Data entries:
'''

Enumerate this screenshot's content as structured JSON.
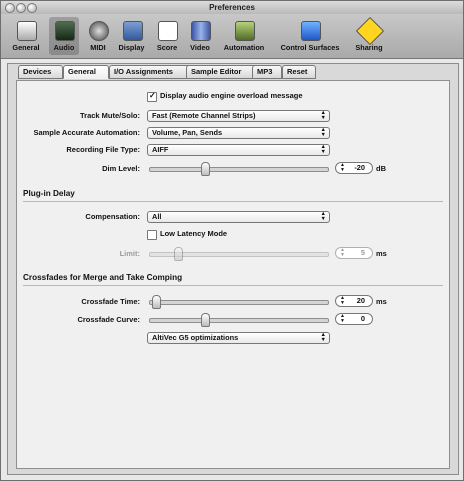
{
  "window": {
    "title": "Preferences"
  },
  "toolbar": [
    {
      "label": "General",
      "icon": "general-icon"
    },
    {
      "label": "Audio",
      "icon": "audio-icon"
    },
    {
      "label": "MIDI",
      "icon": "midi-icon"
    },
    {
      "label": "Display",
      "icon": "display-icon"
    },
    {
      "label": "Score",
      "icon": "score-icon"
    },
    {
      "label": "Video",
      "icon": "video-icon"
    },
    {
      "label": "Automation",
      "icon": "automation-icon"
    },
    {
      "label": "Control Surfaces",
      "icon": "control-surfaces-icon"
    },
    {
      "label": "Sharing",
      "icon": "sharing-icon"
    }
  ],
  "tabs": [
    "Devices",
    "General",
    "I/O Assignments",
    "Sample Editor",
    "MP3",
    "Reset"
  ],
  "general": {
    "display_overload": "Display audio engine overload message",
    "track_mute_solo_label": "Track Mute/Solo:",
    "track_mute_solo_value": "Fast (Remote Channel Strips)",
    "sample_accurate_label": "Sample Accurate Automation:",
    "sample_accurate_value": "Volume, Pan, Sends",
    "recording_file_type_label": "Recording File Type:",
    "recording_file_type_value": "AIFF",
    "dim_level_label": "Dim Level:",
    "dim_level_value": "-20",
    "dim_level_unit": "dB"
  },
  "plugin_delay": {
    "title": "Plug-in Delay",
    "compensation_label": "Compensation:",
    "compensation_value": "All",
    "low_latency_label": "Low Latency Mode",
    "limit_label": "Limit:",
    "limit_value": "5",
    "limit_unit": "ms"
  },
  "crossfades": {
    "title": "Crossfades for Merge and Take Comping",
    "time_label": "Crossfade Time:",
    "time_value": "20",
    "time_unit": "ms",
    "curve_label": "Crossfade Curve:",
    "curve_value": "0",
    "optimization_value": "AltiVec G5 optimizations"
  }
}
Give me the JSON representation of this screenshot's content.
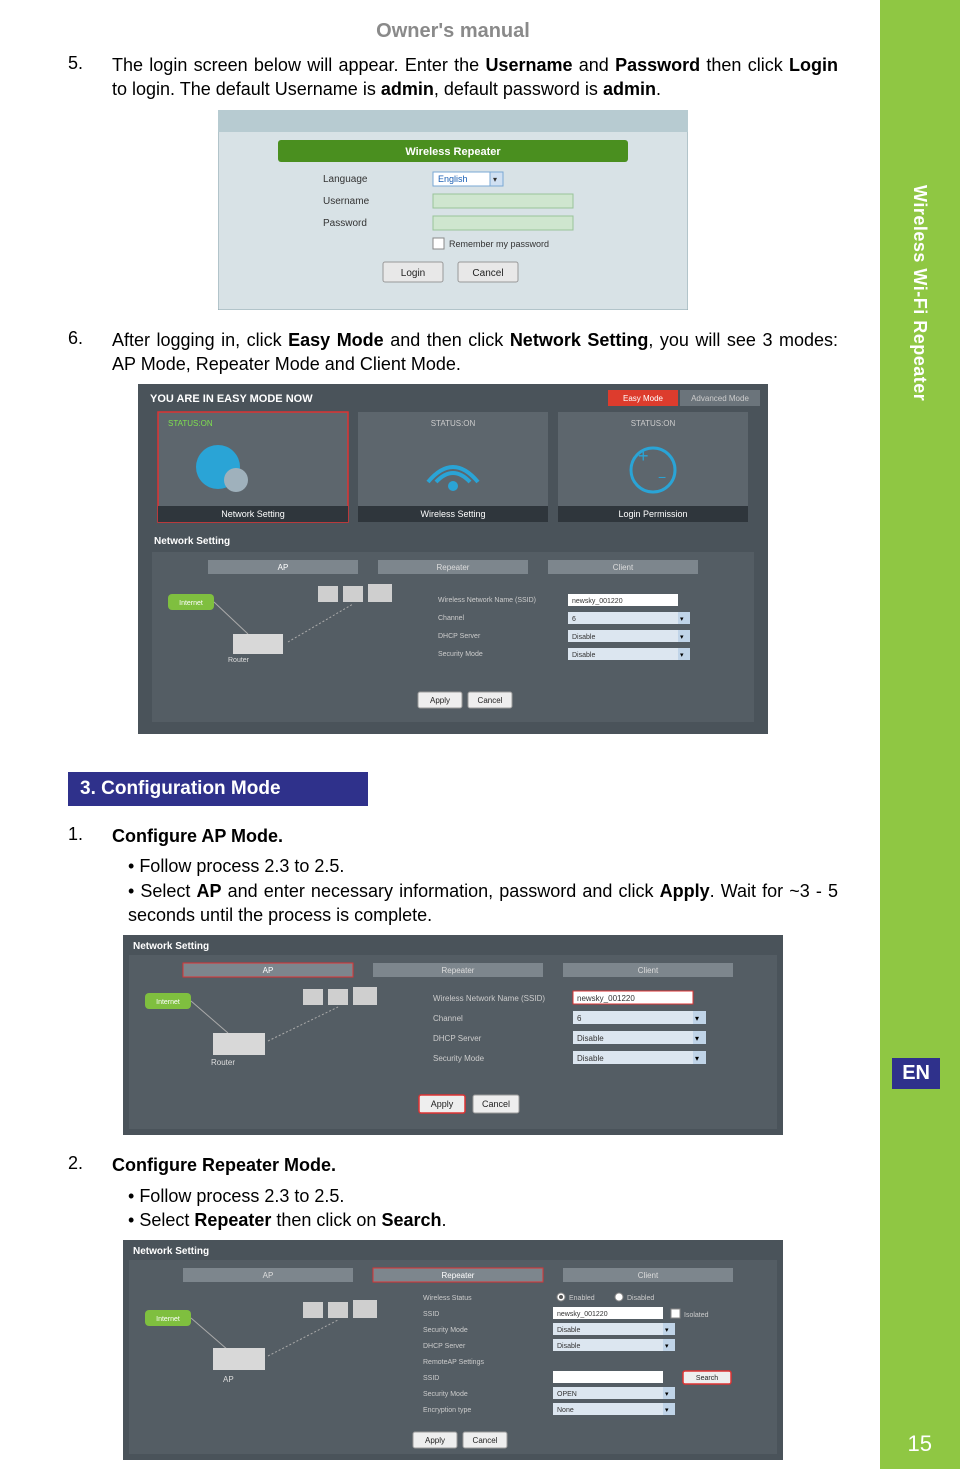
{
  "header": "Owner's manual",
  "sidebar": {
    "sideLabel": "Wireless Wi-Fi Repeater",
    "lang": "EN",
    "pageNum": "15"
  },
  "step5": {
    "num": "5.",
    "text_a": "The login screen below will appear. Enter the ",
    "bold1": "Username",
    "text_b": " and ",
    "bold2": "Password",
    "text_c": " then click ",
    "bold3": "Login",
    "text_d": " to login. The default Username is ",
    "bold4": "admin",
    "text_e": ", default password is ",
    "bold5": "admin",
    "text_f": "."
  },
  "loginMock": {
    "title": "Wireless Repeater",
    "lblLang": "Language",
    "lblUser": "Username",
    "lblPass": "Password",
    "langVal": "English",
    "remember": "Remember my password",
    "btnLogin": "Login",
    "btnCancel": "Cancel"
  },
  "step6": {
    "num": "6.",
    "text_a": "After logging in, click ",
    "bold1": "Easy Mode",
    "text_b": " and then click ",
    "bold2": "Network Setting",
    "text_c": ", you will see 3 modes: AP Mode, Repeater Mode and Client Mode."
  },
  "easyMock": {
    "banner": "YOU ARE IN EASY MODE NOW",
    "statusOn": "STATUS:ON",
    "tabEasy": "Easy Mode",
    "tabAdv": "Advanced Mode",
    "card1": "Network Setting",
    "card2": "Wireless Setting",
    "card3": "Login Permission",
    "nsTitle": "Network Setting",
    "tabAP": "AP",
    "tabRep": "Repeater",
    "tabCli": "Client",
    "fldSSID": "Wireless Network Name (SSID)",
    "fldChan": "Channel",
    "fldDHCP": "DHCP Server",
    "fldSec": "Security Mode",
    "valSSID": "newsky_001220",
    "valChan": "6",
    "valDis": "Disable",
    "btnApply": "Apply",
    "btnCancel": "Cancel",
    "internet": "Internet",
    "router": "Router"
  },
  "secHead": "3. Configuration Mode",
  "conf1": {
    "num": "1.",
    "title": "Configure AP Mode.",
    "b1": "Follow process 2.3 to 2.5.",
    "b2a": "Select ",
    "b2bold1": "AP",
    "b2b": " and enter necessary information, password and click ",
    "b2bold2": "Apply",
    "b2c": ". Wait for ~3 - 5 seconds until the process is complete."
  },
  "nsMock1": {
    "title": "Network Setting",
    "tabAP": "AP",
    "tabRep": "Repeater",
    "tabCli": "Client",
    "fldSSID": "Wireless Network Name (SSID)",
    "fldChan": "Channel",
    "fldDHCP": "DHCP Server",
    "fldSec": "Security Mode",
    "valSSID": "newsky_001220",
    "valChan": "6",
    "valDis": "Disable",
    "btnApply": "Apply",
    "btnCancel": "Cancel",
    "internet": "Internet",
    "router": "Router"
  },
  "conf2": {
    "num": "2.",
    "title": "Configure Repeater Mode.",
    "b1": "Follow process 2.3 to 2.5.",
    "b2a": "Select ",
    "b2bold1": "Repeater",
    "b2b": " then click on ",
    "b2bold2": "Search",
    "b2c": "."
  },
  "nsMock2": {
    "title": "Network Setting",
    "tabAP": "AP",
    "tabRep": "Repeater",
    "tabCli": "Client",
    "fldWS": "Wireless Status",
    "fldSSID": "SSID",
    "fldSec": "Security Mode",
    "fldDHCP": "DHCP Server",
    "fldRAP": "RemoteAP Settings",
    "fldSSID2": "SSID",
    "fldSec2": "Security Mode",
    "fldEnc": "Encryption type",
    "optEn": "Enabled",
    "optDis": "Disabled",
    "valSSID": "newsky_001220",
    "valDis": "Disable",
    "valOpen": "OPEN",
    "valNone": "None",
    "chkIso": "Isolated",
    "btnSearch": "Search",
    "btnApply": "Apply",
    "btnCancel": "Cancel",
    "internet": "Internet",
    "ap": "AP"
  }
}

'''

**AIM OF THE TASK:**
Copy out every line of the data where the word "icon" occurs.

**ANSWER TO THE PROBLEM:**
      "icon": "general-icon"
      "icon": "audio-icon"
      "icon": "midi-icon"
      "icon": "display-icon"
      "icon": "score-icon"
      "icon": "video-icon"
      "icon": "automation-icon"
      "icon": "control-surfaces-icon"
      "icon": "sharing-icon"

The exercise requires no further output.